The Link Between Dental Health and Heart Disease

The Link Between Dental Health and Heart Disease

One of the main reasons people get into fitness is to reduce the risk of heart disease and other ailments, such as diabetes, organ failure and COPD. Heart disease is one of the leading causes of death in older people, and your cardiovascular health should be at the forefront of your health journey. There are many ways in which you can reduce your risk of heart disease – by eating plenty of heart-healthy foods and getting plenty of exercises. However, improving your dental health could also go a long way when it comes to preventing heart disease. People with periodontal issues are 2-3 times more likely to develop heart issues, such as having a heart attack or stroke. Preventing gum disease and improving your oral health may prevent you from having significant cardiovascular issues in the future. 

What is Heart Disease? 

Coronary heart disease is a serious condition, and unfortunately, it is all too common. It involves the blood vessels supplying the heart becoming blocked or narrowed. It does not always have obvious symptoms but can cause angina and in serious cases heart attacks. The main treatments for heart disease involve lifestyle changes and medicines. 

Heart disease

Heart disease is often caused by living an unhealthy lifestyle, either by smoking, not exercising or having an unhealthy diet. However, medical researchers have found a link between bad oral health and heart disease. If you develop gum disease, you are at a significantly higher chance of also developing heart disease. But why is this, and what can you do to prevent it?

How Can Your Oral Health Affect Your Chances Of Developing Heart Disease? 
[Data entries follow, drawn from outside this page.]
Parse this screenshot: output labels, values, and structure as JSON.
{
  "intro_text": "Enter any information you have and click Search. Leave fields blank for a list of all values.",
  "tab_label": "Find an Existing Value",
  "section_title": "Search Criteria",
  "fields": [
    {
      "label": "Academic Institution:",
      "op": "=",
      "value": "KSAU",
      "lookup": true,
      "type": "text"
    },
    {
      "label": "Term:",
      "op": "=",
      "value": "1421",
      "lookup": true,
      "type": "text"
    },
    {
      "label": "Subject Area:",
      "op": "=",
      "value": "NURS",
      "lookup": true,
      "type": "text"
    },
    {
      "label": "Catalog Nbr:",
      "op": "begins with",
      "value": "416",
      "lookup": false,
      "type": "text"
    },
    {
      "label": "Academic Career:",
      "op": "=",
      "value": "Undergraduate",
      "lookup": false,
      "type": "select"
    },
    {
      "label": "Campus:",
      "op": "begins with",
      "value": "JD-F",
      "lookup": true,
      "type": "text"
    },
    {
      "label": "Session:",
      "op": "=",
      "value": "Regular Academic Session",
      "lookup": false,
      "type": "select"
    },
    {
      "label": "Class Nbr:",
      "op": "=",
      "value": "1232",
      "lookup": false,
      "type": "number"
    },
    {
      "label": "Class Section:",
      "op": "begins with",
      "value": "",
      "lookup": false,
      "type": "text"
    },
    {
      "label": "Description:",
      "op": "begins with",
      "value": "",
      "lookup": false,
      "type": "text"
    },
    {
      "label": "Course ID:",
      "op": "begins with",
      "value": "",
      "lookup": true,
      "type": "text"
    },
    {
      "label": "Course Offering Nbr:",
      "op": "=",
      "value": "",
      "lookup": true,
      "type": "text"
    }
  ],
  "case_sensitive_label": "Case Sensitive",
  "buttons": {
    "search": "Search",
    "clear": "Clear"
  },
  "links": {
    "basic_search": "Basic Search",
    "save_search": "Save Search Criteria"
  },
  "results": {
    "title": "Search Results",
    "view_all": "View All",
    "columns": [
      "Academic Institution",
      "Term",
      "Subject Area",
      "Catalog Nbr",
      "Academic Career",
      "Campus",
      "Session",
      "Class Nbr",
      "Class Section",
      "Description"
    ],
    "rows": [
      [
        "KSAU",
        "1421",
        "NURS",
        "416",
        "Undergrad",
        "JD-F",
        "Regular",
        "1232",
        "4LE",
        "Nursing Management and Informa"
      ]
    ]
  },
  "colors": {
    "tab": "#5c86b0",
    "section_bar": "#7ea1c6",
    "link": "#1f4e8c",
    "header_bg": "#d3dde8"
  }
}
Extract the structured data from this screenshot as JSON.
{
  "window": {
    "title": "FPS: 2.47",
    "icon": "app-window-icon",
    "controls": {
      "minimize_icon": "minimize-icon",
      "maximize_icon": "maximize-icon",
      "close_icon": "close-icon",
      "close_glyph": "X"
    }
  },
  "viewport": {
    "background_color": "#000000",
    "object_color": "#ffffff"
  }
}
Heart disease and gum disease have a lot in common. Gum disease begins when a sticky, bacterial film called plaque builds up on the teeth. This is usually remedied by brushing regularly and limiting foods which create plaque, however, plaque can still build up on the teeth. Heart disease also follows a similar route, as a different form of plaque made up of fat, cholesterol and calcium forms inside the arteries. However, there may not be a direct link between the two. Plenty of people with cardiovascular issues have perfect teeth, and plenty of people with gum disease have no heart issues. It could merely be a matter of shared risk factors. For example, a bad diet and smoking can affect both your oral health and your heart health. 

Oral health

However, researchers have found an ‘inflammation link’ between heart and gum disease. Periodontal disease increases the body’s burden of inflammation, which can increase the number of cells in your body that can attack irritants and microbial invaders. In the short term, this can promote your body’s natural healing. However long-term chronic inflammation can contribute to many health problems in the future, especially heart disease. In simple terms, gum disease can lead to inflammation which can increase your chance of developing heart disease. Quelling gum disease can significantly contribute to heart disease. 

What Can You Do To Improve Your Oral Health?

There are many ways in which you can protect your teeth from developing gum disease. For example, regularly cleaning your teeth twice a day can help prevent the development of gum disease. You should be brushing your teeth twice a day – before you eat anything and after you’ve finished eating everything you will that day, with fluoride toothpaste. Don’t rinse the toothpaste off, as leaving the toothpaste on will act as a barrier to protect your teeth. 

Using floss and interdental brushes is one of the best things you can do in order to combat plaque buildup. This is because plaque can often build up between the spaces of the teeth, and flossing can make sure your teeth are a lot cleaner. A prominent dentist Solihull based has recommended changing your toothbrush as often as every month, depending on how severely you brush your teeth. However, toothbrushes should be changed at least every 3 months. Seeing a dentist regularly can also help find early problems with your teeth such as developing cavities, meaning you can fix them a lot more quickly. 

Teeth and Heart

Looking after your oral health could significantly decrease your chances of developing heart disease. As well as eating a healthy diet and exercising, you should also brush your teeth often and see a dentist regularly in order to make your health the best it can be.